Friday, January 28, 2011

Children Chillin'

Every Thursday from now on I will be visiting a Vuggestue in Copenhagen, or a day care center for infants-3 year olds. Did you know I’m studying child development here in Denmark? Well now you do!

Day care centers are so different here. In fact, the way the child is viewed here is so different. This is what I grew up around:

Picture Mother and her one year old boy Charlie walking down the shore of some lovely beach. Charlie picks up a rock.

Mother: What is it, Charlie? What did you find? Did Charlie find a rock? Is that a rock, Charlie?

Charlie: Wock.

Mother: Yes! A ROCK, Charlie! Is it gray? Is it a gray rock?

Charlie: Wock.

Mother: Honey! You’re so smart. Are you hungry, honey? Oh, be careful, Charlie! Don’t get too close or you might fall in! But don’t worry too much, because Mommy will catch you!

Charlie: Wock.

End scene. So, growing up with that around me, it has been somewhat of a shock learning about the ways children are treated and viewed here. You mean one year olds can actually drink out of a glass without a sippy cup or top? And two year olds can put on and zipper up their cute winter coats by themselves? Can’t I just do it for them? No, I’ve learned, I shouldn’t. Instead, I should step back and let them accomplish it on their own, even if it takes 10 minutes. Because here in Denmark they believe in the competent child. And guess what? Surprise! Children are so competent!

When I got to my Vuggestue, it was nap time. Nap time is from noon until whenever they want to wake up. One small girl in a flowery jumper was already awake, and over the period of the next two hours, little blond, blue eyed children emerged from the napping area, wide eyed and sleepy, ready for their buttered Smørrebrød and apple slices. They could sleep for four hours if they wanted to. It was up to them! Snack time involved real glass cups, and the kids (and we’re talking kids who just learned how to walk), were pouring themselves milk.

The women who run the day care center are there to provide support and affection. They don’t hover or micromanage anything. They sit back and watch the children play, and they read to them, rub their backs, and sing songs. After being there for two hours I felt like splaying out on the comfy rug and making baby noises. Everything is so laid back and comfortable, and it makes so much sense! There is no stress surrounding the child, no huge clouds of anxiety hovering over them. No sleep or poop or eating or burping schedules. They are just kids, growing up and learning.

So I’ve decided, I’ll have my kids here.

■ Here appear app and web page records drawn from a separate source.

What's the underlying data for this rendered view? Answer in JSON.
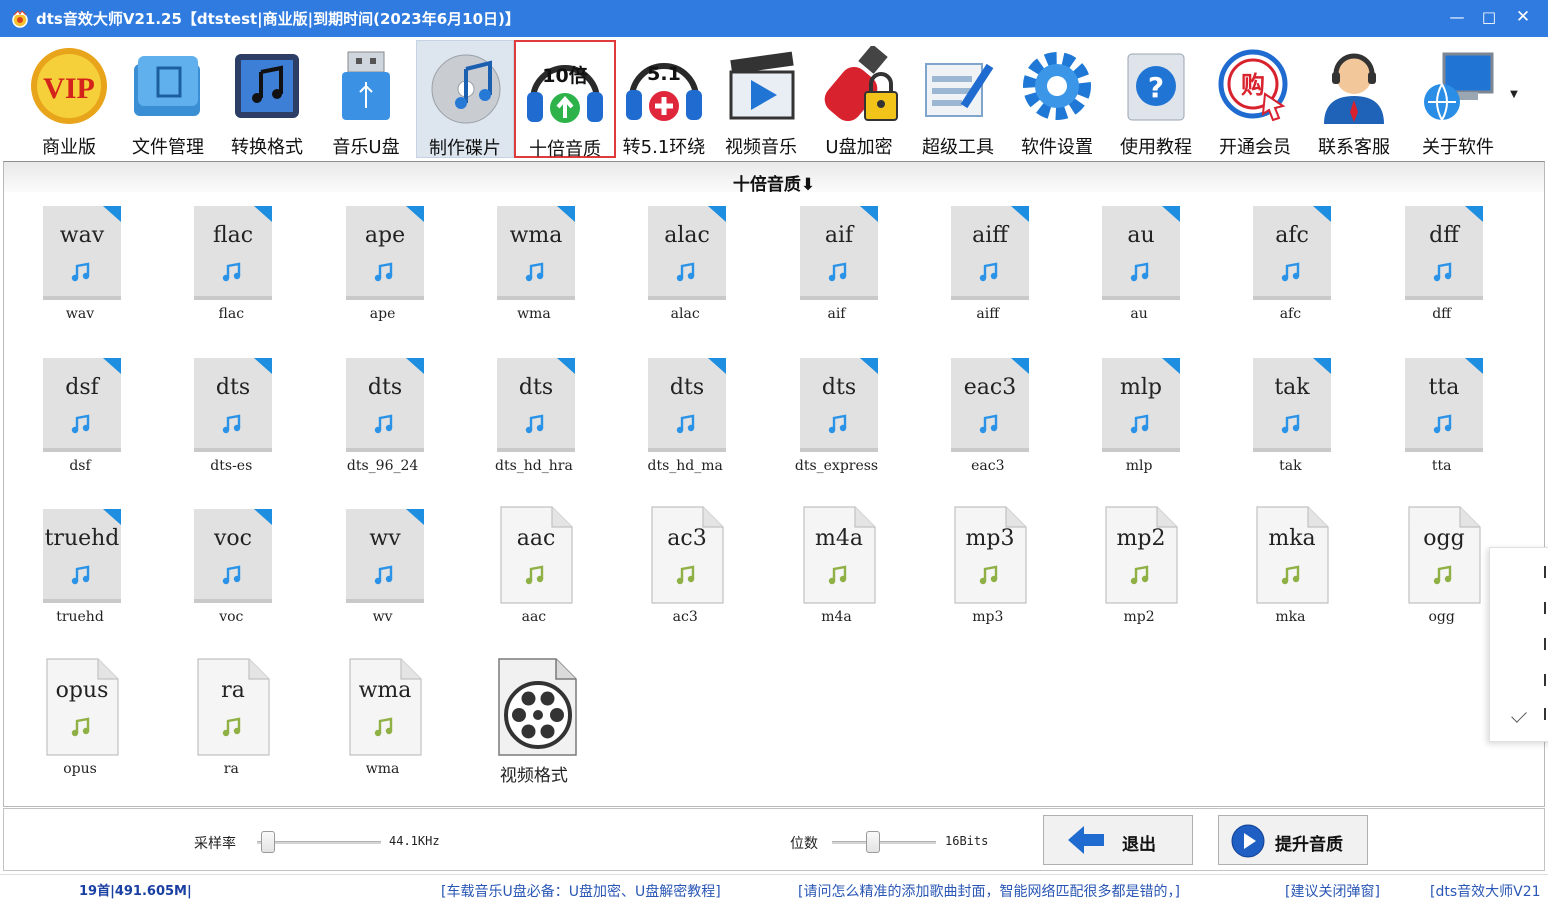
{
  "window": {
    "title": "dts音效大师V21.25【dtstest|商业版|到期时间(2023年6月10日)】",
    "min_glyph": "—",
    "max_glyph": "□",
    "close_glyph": "✕"
  },
  "toolbar": {
    "items": [
      {
        "label": "商业版",
        "icon": "vip-badge-icon"
      },
      {
        "label": "文件管理",
        "icon": "folder-icon"
      },
      {
        "label": "转换格式",
        "icon": "music-note-icon"
      },
      {
        "label": "音乐U盘",
        "icon": "usb-drive-icon"
      },
      {
        "label": "制作碟片",
        "icon": "music-disc-icon",
        "state": "active"
      },
      {
        "label": "十倍音质",
        "icon": "headphones-upgrade-icon",
        "badge": "10倍",
        "state": "highlighted"
      },
      {
        "label": "转5.1环绕",
        "icon": "headphones-surround-icon",
        "badge": "5.1"
      },
      {
        "label": "视频音乐",
        "icon": "video-play-icon"
      },
      {
        "label": "U盘加密",
        "icon": "usb-lock-icon"
      },
      {
        "label": "超级工具",
        "icon": "tools-icon"
      },
      {
        "label": "软件设置",
        "icon": "gear-icon"
      },
      {
        "label": "使用教程",
        "icon": "help-book-icon"
      },
      {
        "label": "开通会员",
        "icon": "shopping-icon",
        "badge": "购"
      },
      {
        "label": "联系客服",
        "icon": "customer-service-icon"
      },
      {
        "label": "关于软件",
        "icon": "computer-globe-icon"
      }
    ],
    "more_glyph": "▼"
  },
  "content": {
    "title": "十倍音质⬇",
    "formats": [
      {
        "ext": "wav",
        "label": "wav",
        "style": "blue"
      },
      {
        "ext": "flac",
        "label": "flac",
        "style": "blue"
      },
      {
        "ext": "ape",
        "label": "ape",
        "style": "blue"
      },
      {
        "ext": "wma",
        "label": "wma",
        "style": "blue"
      },
      {
        "ext": "alac",
        "label": "alac",
        "style": "blue"
      },
      {
        "ext": "aif",
        "label": "aif",
        "style": "blue"
      },
      {
        "ext": "aiff",
        "label": "aiff",
        "style": "blue"
      },
      {
        "ext": "au",
        "label": "au",
        "style": "blue"
      },
      {
        "ext": "afc",
        "label": "afc",
        "style": "blue"
      },
      {
        "ext": "dff",
        "label": "dff",
        "style": "blue"
      },
      {
        "ext": "dsf",
        "label": "dsf",
        "style": "blue"
      },
      {
        "ext": "dts",
        "label": "dts-es",
        "style": "blue"
      },
      {
        "ext": "dts",
        "label": "dts_96_24",
        "style": "blue"
      },
      {
        "ext": "dts",
        "label": "dts_hd_hra",
        "style": "blue"
      },
      {
        "ext": "dts",
        "label": "dts_hd_ma",
        "style": "blue"
      },
      {
        "ext": "dts",
        "label": "dts_express",
        "style": "blue"
      },
      {
        "ext": "eac3",
        "label": "eac3",
        "style": "blue"
      },
      {
        "ext": "mlp",
        "label": "mlp",
        "style": "blue"
      },
      {
        "ext": "tak",
        "label": "tak",
        "style": "blue"
      },
      {
        "ext": "tta",
        "label": "tta",
        "style": "blue"
      },
      {
        "ext": "truehd",
        "label": "truehd",
        "style": "blue"
      },
      {
        "ext": "voc",
        "label": "voc",
        "style": "blue"
      },
      {
        "ext": "wv",
        "label": "wv",
        "style": "blue"
      },
      {
        "ext": "aac",
        "label": "aac",
        "style": "green"
      },
      {
        "ext": "ac3",
        "label": "ac3",
        "style": "green"
      },
      {
        "ext": "m4a",
        "label": "m4a",
        "style": "green"
      },
      {
        "ext": "mp3",
        "label": "mp3",
        "style": "green"
      },
      {
        "ext": "mp2",
        "label": "mp2",
        "style": "green"
      },
      {
        "ext": "mka",
        "label": "mka",
        "style": "green"
      },
      {
        "ext": "ogg",
        "label": "ogg",
        "style": "green"
      },
      {
        "ext": "opus",
        "label": "opus",
        "style": "green"
      },
      {
        "ext": "ra",
        "label": "ra",
        "style": "green"
      },
      {
        "ext": "wma",
        "label": "wma",
        "style": "green"
      },
      {
        "ext": "",
        "label": "视频格式",
        "style": "video"
      }
    ]
  },
  "controls": {
    "sample_rate": {
      "label": "采样率",
      "value": "44.1KHz",
      "level": 0.04
    },
    "bit_depth": {
      "label": "位数",
      "value": "16Bits",
      "level": 0.38
    },
    "exit_label": "退出",
    "upgrade_label": "提升音质"
  },
  "statusbar": {
    "count": "19首|491.605M|",
    "links": [
      "[车载音乐U盘必备：U盘加密、U盘解密教程]",
      "[请问怎么精准的添加歌曲封面，智能网络匹配很多都是错的，]",
      "[建议关闭弹窗]",
      "[dts音效大师V21"
    ]
  },
  "colors": {
    "titlebar": "#2f7be0",
    "accent_blue": "#2196f3",
    "highlight_red": "#e03b3b",
    "link_blue": "#2a57b5"
  }
}
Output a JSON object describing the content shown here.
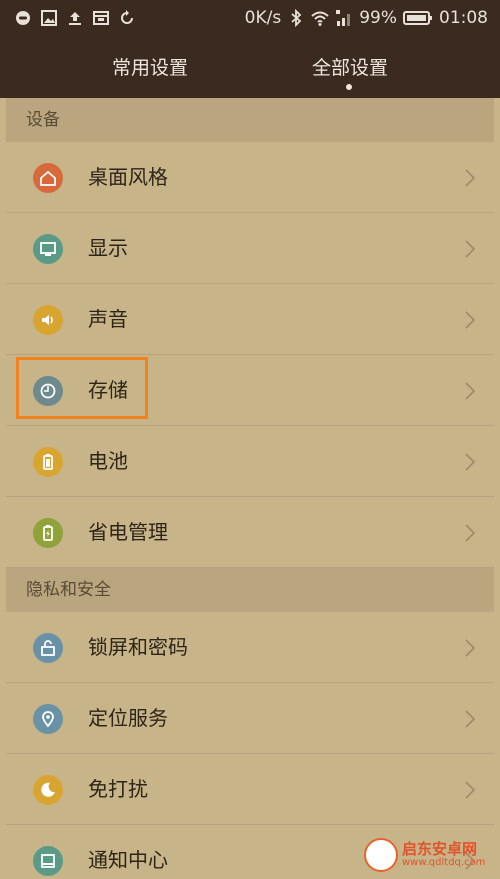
{
  "status_bar": {
    "net_speed": "0K/s",
    "battery": "99%",
    "time": "01:08",
    "icons": [
      "message-icon",
      "image-icon",
      "upload-icon",
      "mail-icon",
      "sync-icon",
      "bluetooth-icon",
      "wifi-icon",
      "signal-icon",
      "battery-icon"
    ]
  },
  "tabs": [
    {
      "label": "常用设置",
      "selected": false
    },
    {
      "label": "全部设置",
      "selected": true
    }
  ],
  "sections": {
    "device": {
      "title": "设备",
      "items": [
        {
          "label": "桌面风格",
          "icon": "home-icon",
          "color": "#d8693a"
        },
        {
          "label": "显示",
          "icon": "monitor-icon",
          "color": "#5a9a86"
        },
        {
          "label": "声音",
          "icon": "speaker-icon",
          "color": "#d8a630"
        },
        {
          "label": "存储",
          "icon": "storage-icon",
          "color": "#6f8a8c"
        },
        {
          "label": "电池",
          "icon": "battery-icon",
          "color": "#d8a630"
        },
        {
          "label": "省电管理",
          "icon": "power-saving-icon",
          "color": "#8fa33a"
        }
      ]
    },
    "privacy": {
      "title": "隐私和安全",
      "items": [
        {
          "label": "锁屏和密码",
          "icon": "lock-icon",
          "color": "#6a92a6"
        },
        {
          "label": "定位服务",
          "icon": "location-icon",
          "color": "#6a92a6"
        },
        {
          "label": "免打扰",
          "icon": "moon-icon",
          "color": "#d8a630"
        },
        {
          "label": "通知中心",
          "icon": "notification-icon",
          "color": "#5a9a86"
        }
      ]
    }
  },
  "watermark": {
    "name": "启东安卓网",
    "url": "www.qdltdq.com"
  }
}
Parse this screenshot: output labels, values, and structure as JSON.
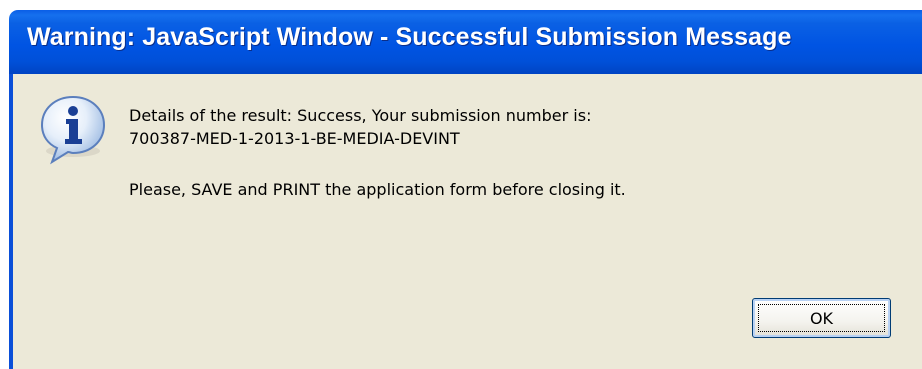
{
  "window": {
    "title": "Warning: JavaScript Window - Successful Submission Message"
  },
  "message": {
    "line1": "Details of the result: Success, Your submission number is:",
    "line2": "700387-MED-1-2013-1-BE-MEDIA-DEVINT",
    "line3": "Please, SAVE and PRINT the application form before closing it."
  },
  "icon": "information-icon",
  "buttons": {
    "ok_label": "OK"
  },
  "colors": {
    "titlebar": "#0054e3",
    "dialog_background": "#ece9d8",
    "title_text": "#ffffff"
  }
}
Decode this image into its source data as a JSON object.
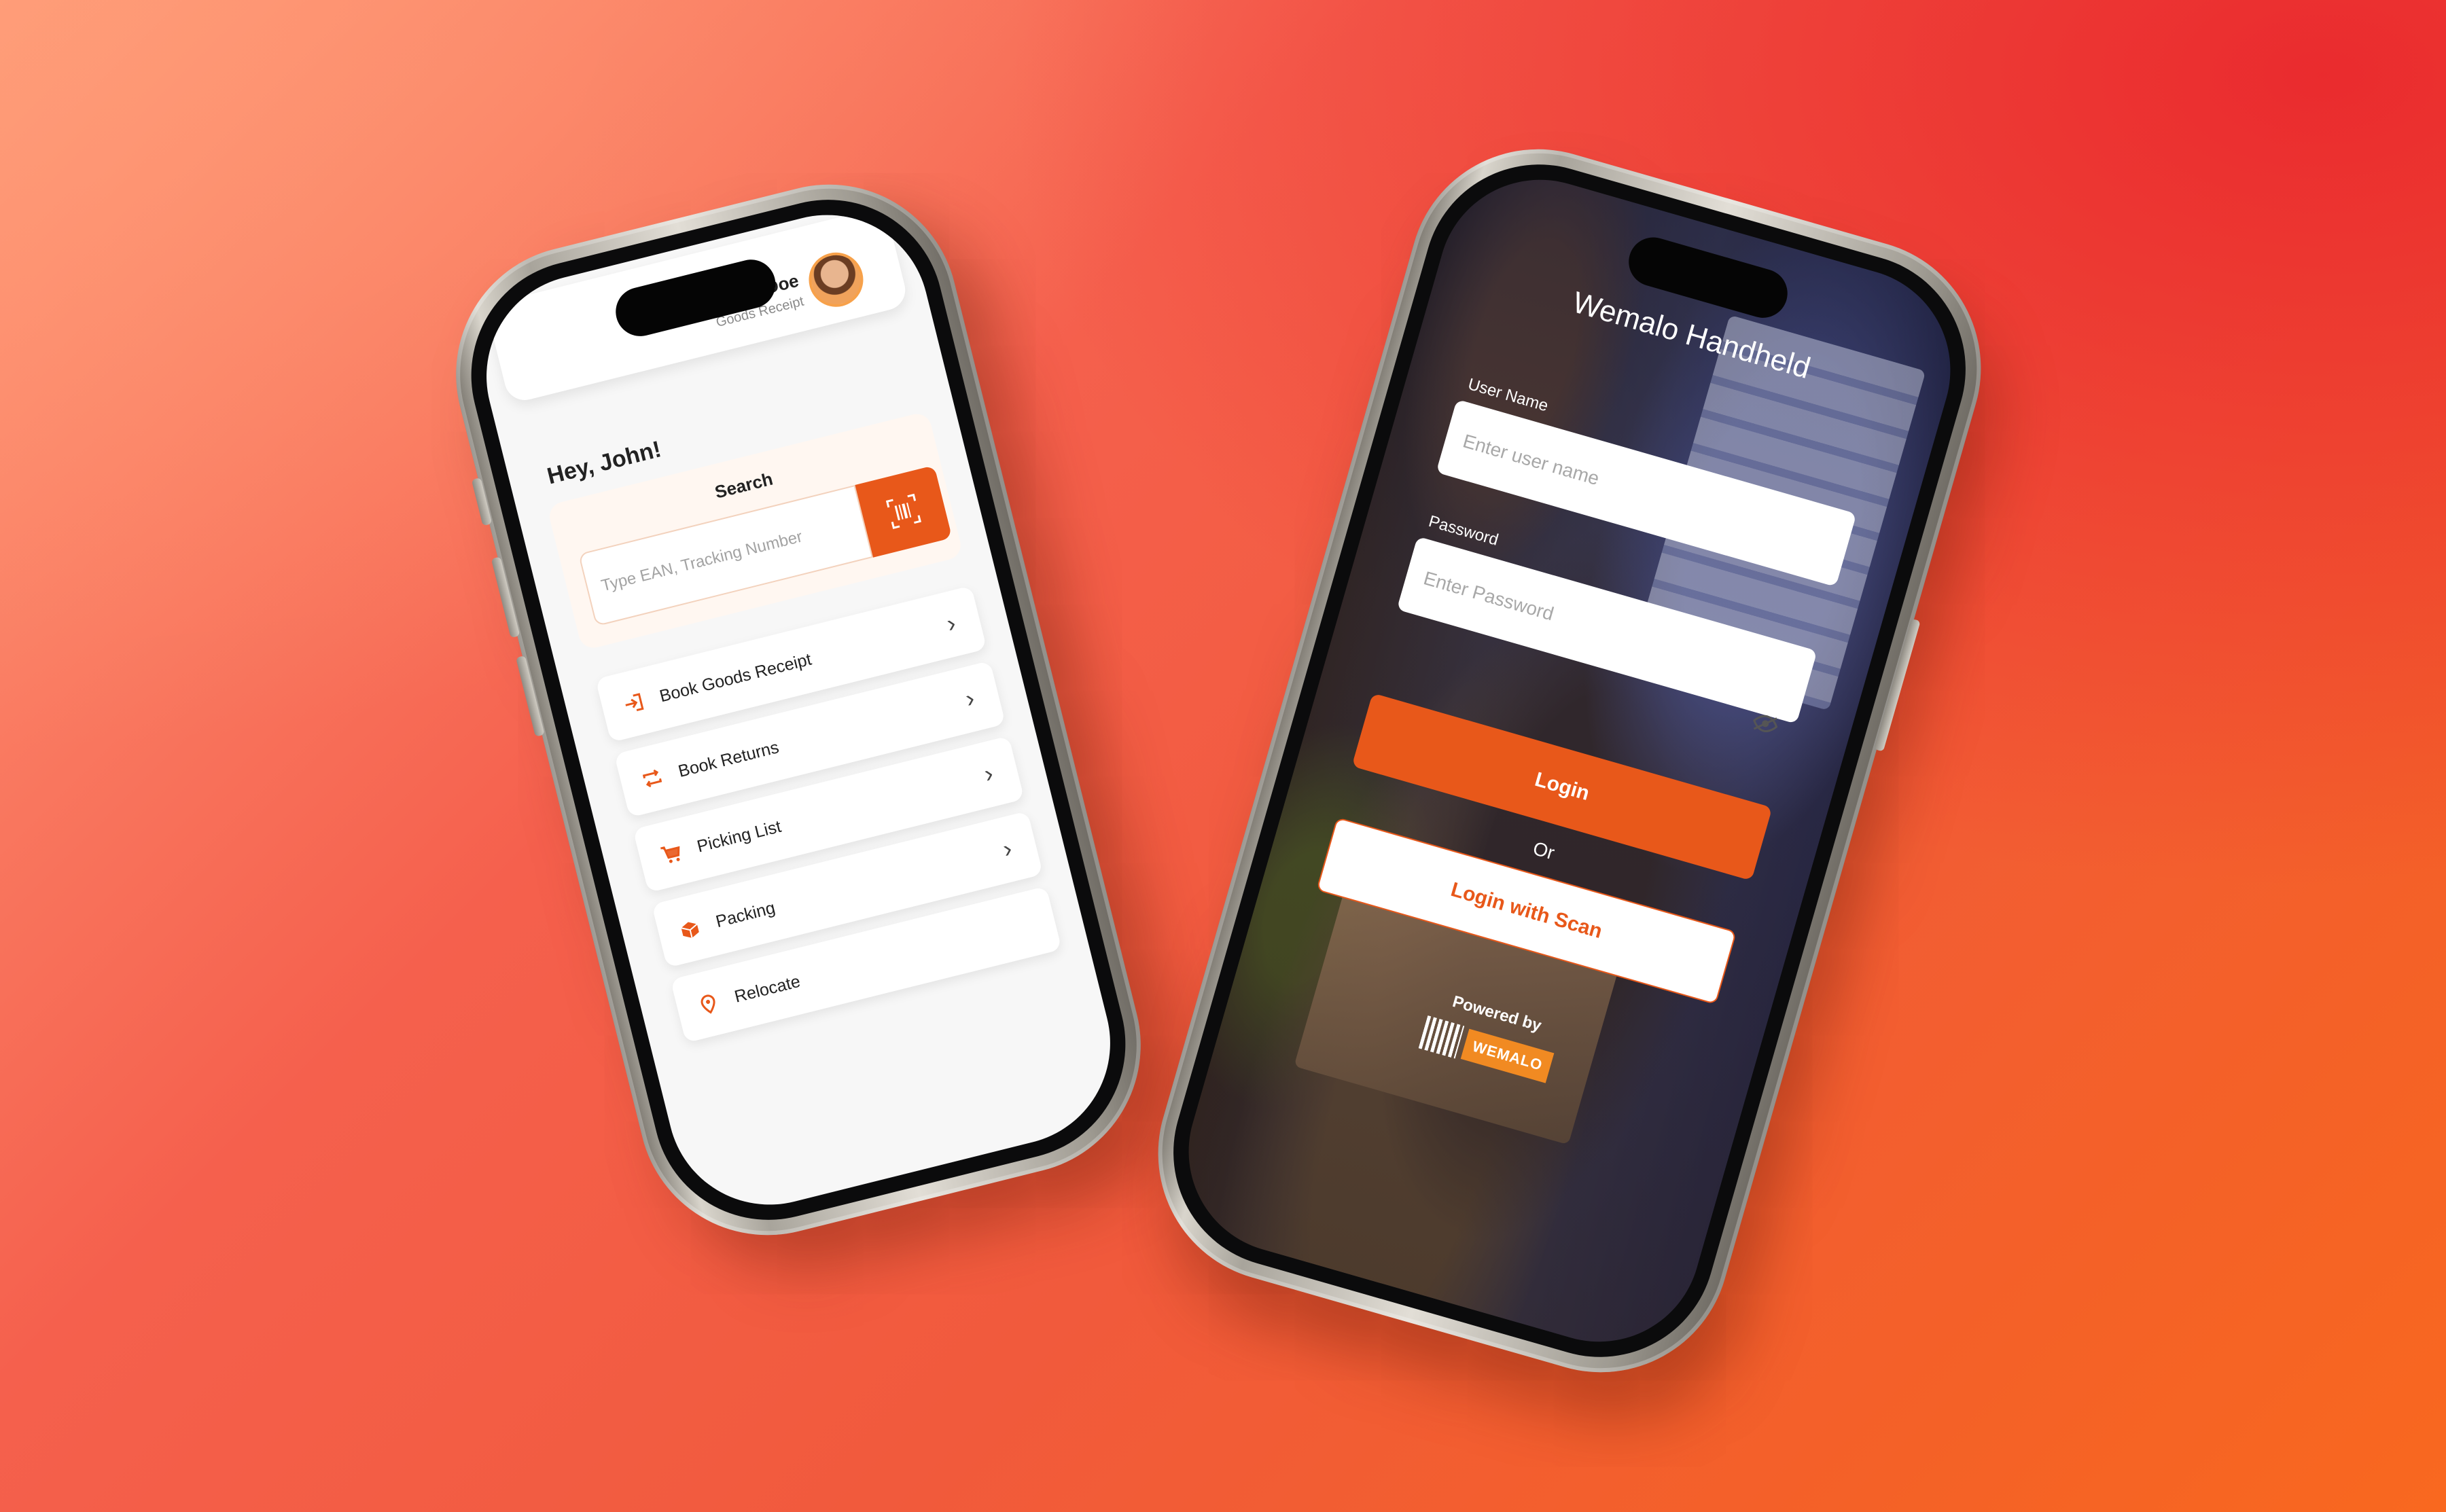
{
  "colors": {
    "accent": "#e8581a",
    "brand_orange": "#f18a22",
    "background_start": "#ff9878",
    "background_end": "#f9681f",
    "background_corner": "#e9232c"
  },
  "left_phone": {
    "header": {
      "user_name": "Doe",
      "user_role": "Goods Receipt",
      "avatar_icon": "user-avatar"
    },
    "greeting": "Hey, John!",
    "search": {
      "title": "Search",
      "placeholder": "Type EAN, Tracking Number",
      "scan_icon": "barcode-scan-icon"
    },
    "menu": [
      {
        "label": "Book Goods Receipt",
        "icon": "sign-in-icon"
      },
      {
        "label": "Book Returns",
        "icon": "repeat-icon"
      },
      {
        "label": "Picking List",
        "icon": "cart-icon"
      },
      {
        "label": "Packing",
        "icon": "package-icon"
      },
      {
        "label": "Relocate",
        "icon": "location-pin-icon"
      }
    ]
  },
  "right_phone": {
    "title": "Wemalo Handheld",
    "username_label": "User Name",
    "username_placeholder": "Enter user name",
    "password_label": "Password",
    "password_placeholder": "Enter Password",
    "password_toggle_icon": "eye-off-icon",
    "login_label": "Login",
    "or_label": "Or",
    "login_scan_label": "Login with Scan",
    "powered_by": "Powered by",
    "brand": "WEMALO"
  }
}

Or I’ll start a Danish inspired Vuggestue in New York City. Would you guys enroll your children there?

1 comment:

  1. well, I AM sending my kid to a Vuggestue now, aren't I?